Words and Photos: John Zamora

progressive bagger shocks

Shown here are the shocks side by side. You can see the new Progressive 944s (left) are only slightly longer than the super short Burly Slammers (right).

Words and Photos: John Zamora

progressive bagger shocks

Install the new shocks using the supplied hardware. Make sure and install them the correct side up according to the directions.

Words and Photos: John Zamora

progressive bagger shocks

You might need to raise the bike using the jack to correctly line up the bolt-holes.

Words and Photos: John Zamora

progressive bagger shocks

Before reinstalling the bags, with the help of an additional person, check and set the sag by measuring how much the bike lowers with the rider sitting on it. Make adjustments as necessary as per factory recommendations.

Words and Photos: John Zamora

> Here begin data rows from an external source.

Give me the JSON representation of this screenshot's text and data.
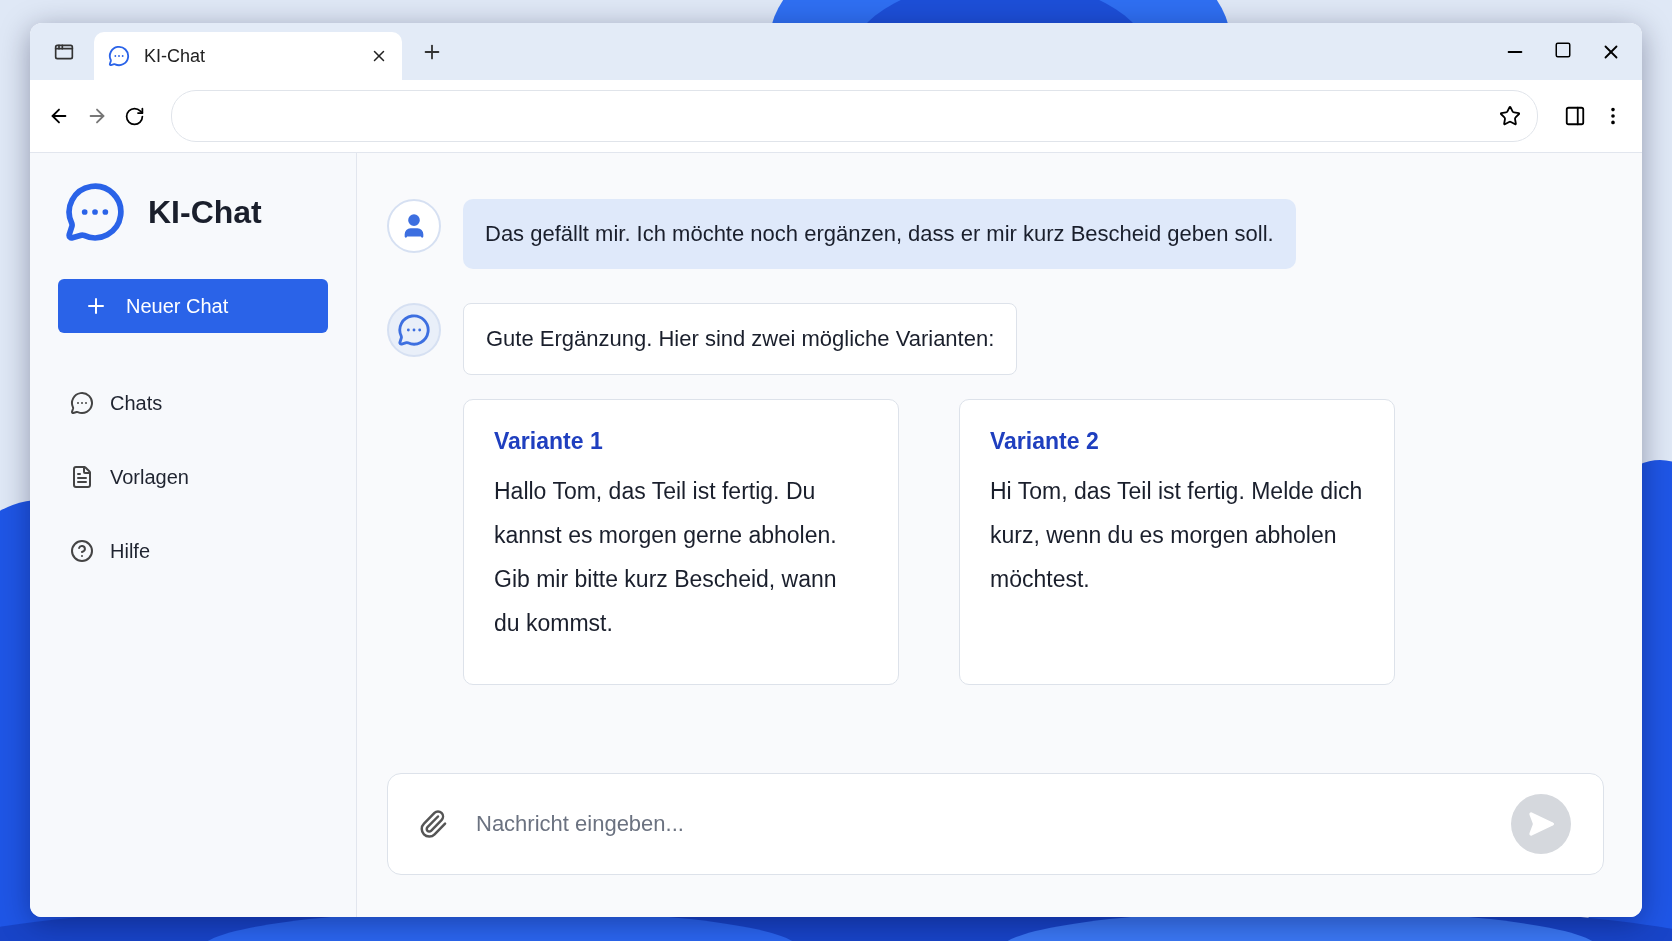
{
  "browser": {
    "tabs": [
      {
        "title": "KI-Chat",
        "selected": true
      }
    ]
  },
  "app": {
    "title": "KI-Chat",
    "new_chat_button": "Neuer Chat",
    "nav": [
      {
        "label": "Chats",
        "kind": "chats"
      },
      {
        "label": "Vorlagen",
        "kind": "templates"
      },
      {
        "label": "Hilfe",
        "kind": "help"
      }
    ]
  },
  "messages": [
    {
      "kind": "user",
      "text": "Das gefällt mir. Ich möchte noch ergänzen, dass er mir kurz Bescheid geben soll."
    },
    {
      "kind": "assistant",
      "text": "Gute Ergänzung. Hier sind zwei mögliche Varianten:",
      "variants": [
        {
          "title": "Variante 1",
          "text": "Hallo Tom, das Teil ist fertig. Du kannst es morgen gerne abholen. Gib mir bitte kurz Bescheid, wann du kommst."
        },
        {
          "title": "Variante 2",
          "text": "Hi Tom, das Teil ist fertig. Melde dich kurz, wenn du es morgen abholen möchtest."
        }
      ]
    }
  ],
  "composer": {
    "placeholder": "Nachricht eingeben..."
  }
}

progressive bagger shocks

Finally reinstall the bags back on the bike. Our bags were custom to the bike, so we had to make a few adjustments to the mounting brackets to allow for the longer shocks.

Words and Photos: John Zamora

progressive bagger shocks

Hidden away behind the bags, the new shocks are ready for duty. The longer shocks only raised the rear of the bike slightly, but the increase in handling was well worth it. New suspension designed specifically for your bike and the type of riding you do can be one of the best investments you can make.

Words and Photos: John Zamora